After we made it back down the mountain, we hustled back to the train station to make it to Interlaken before nightfall.
We managed to make it to Interlaken that afternoon. We took our time walking back from the train station in order to stop at the watch and souvenir stores along the way. The hostel itself was actually extremely nice - one of the nicest hostels I've stayed at - and it's called Backpackers Villa Sonnenhof. The employees were so nice and upgraded our split reservation to a 5-person private room with our own shower and bathroom. The lockers inside the room were spacious and secure, each person had a comfortable bunk bed with a lamp, shelf, and outlet at each bed. I think that hostel might have been more comfortable than my room in the foyer in Geneva.

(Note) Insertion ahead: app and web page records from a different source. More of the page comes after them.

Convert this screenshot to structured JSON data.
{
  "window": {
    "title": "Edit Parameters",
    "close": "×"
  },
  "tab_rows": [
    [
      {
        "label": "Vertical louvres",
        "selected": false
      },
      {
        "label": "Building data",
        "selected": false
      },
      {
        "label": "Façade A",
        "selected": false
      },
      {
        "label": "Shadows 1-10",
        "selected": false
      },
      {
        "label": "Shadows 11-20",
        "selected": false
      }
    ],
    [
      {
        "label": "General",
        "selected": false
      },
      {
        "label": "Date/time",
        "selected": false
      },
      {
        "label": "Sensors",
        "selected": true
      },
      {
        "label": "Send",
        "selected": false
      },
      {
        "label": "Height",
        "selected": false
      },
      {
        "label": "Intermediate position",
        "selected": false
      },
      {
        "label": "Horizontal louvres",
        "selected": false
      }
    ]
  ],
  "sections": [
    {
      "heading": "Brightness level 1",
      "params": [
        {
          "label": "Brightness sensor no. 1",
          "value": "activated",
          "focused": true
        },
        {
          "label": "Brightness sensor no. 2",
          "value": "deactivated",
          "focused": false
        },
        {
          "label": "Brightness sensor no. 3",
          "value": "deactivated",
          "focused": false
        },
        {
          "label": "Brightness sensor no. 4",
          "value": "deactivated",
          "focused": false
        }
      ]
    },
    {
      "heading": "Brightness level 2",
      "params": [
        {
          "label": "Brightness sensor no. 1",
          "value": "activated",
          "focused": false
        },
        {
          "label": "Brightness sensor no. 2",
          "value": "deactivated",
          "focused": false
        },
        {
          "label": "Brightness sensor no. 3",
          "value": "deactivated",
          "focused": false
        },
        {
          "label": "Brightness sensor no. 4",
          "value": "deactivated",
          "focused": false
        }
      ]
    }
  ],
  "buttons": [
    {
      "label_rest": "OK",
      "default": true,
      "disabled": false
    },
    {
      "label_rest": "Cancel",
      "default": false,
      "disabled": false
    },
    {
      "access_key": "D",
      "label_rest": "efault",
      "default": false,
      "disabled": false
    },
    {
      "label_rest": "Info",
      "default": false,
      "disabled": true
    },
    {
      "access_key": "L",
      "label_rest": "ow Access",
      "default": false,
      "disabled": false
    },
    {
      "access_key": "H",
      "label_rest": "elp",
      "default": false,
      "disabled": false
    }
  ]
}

We quickly checked in, got our hot drink tokens, dropped off our backpacks, grabbed a map, then found the bus stop to take us to the lake to the west of Interlaken (we had passed Lake Thun on our way to Interlaken on the train). As we were sitting at the bus stop waiting, an old woman with a bicycle starts talking to us from across the sidewalk. We have a quick conversation with her, then as she swings one leg over her bicycle, she tells us, "Tomorrow's weather is supposed to be very terrible. BYE!" And as mysteriously as she came, she pedaled away and disappeared down the road.
|Train in Engelberg|
|Engelberg from the Cable Car|
|Don't look down.... too late.|
|Somehow less scary on the Ice Flyer|
If there is time, it would be great to go back to Engelberg in the spring to see Mount Titlis on a clear day as well as hike below the mountain at Lake Trubsee and take a boat out on the water.
|(not my picture, but I'd like to go when it looks like this too)|
On our way back to Geneva from Engelberg, our train stopped through Luzern. Since we still had an evening left, we decided to spend it in Luzern. The first time I went to Switzerland, as an undergraduate student in 2010, I came to Luzern to visit my cousin and see the town/country.
It was such a memorable trip, and even though my cousin was unable to join us today, I knew exactly where I wanted to go first: to the old wooden covered bridge and then to the lion.
The lion statue (Lowendenkmal) is my favorite landmark in the town. I know the bridge might be the oldest wooden bridge in Europe and all (with paintings from the 1600s that survived a fire in the 1990s), but the Lion, in the words of Mark Twain, is "the most mournful and moving piece of stone in the world." The statue is a memorial for the Swiss guards who died in 1792 during the French Revolution. The statue itself was designed by a Danish artist (Berthel Thorwaldsen) then carved into the sheer ("شیر" also means "lion" in Farsi!) sandstone face by Lucas Ahorn in the 1800s. The Latin inscription underneath the statue means, "To the bravery and fidelity of the Swiss."
The lion rests in the rock above a shallow pool of water and next to a woodsy park with glacier rock formations and a view over the city. You can see the lion's strength, pain, and grace in the statue. Seeing it again four years later, it still speaks to me just as powerfully as the first time I visited.
After taking my friends to the lion, we walked back along the river to find a restaurant that was open. Luzern is definitely more lively at night than some other Swiss towns and cities, but we were wandering around on a Sunday night, meaning our luck was about the same.
French classes tomorrow, so that should be interesting.
|Luzern on a cloudy summer day in 2010|
|On the Wooden Bridge|
|Lion, Winter 2014|
|Lion, Summer 2010|
French classes tomorrow, so that should be interesting.
|Already planning for the next adventure!|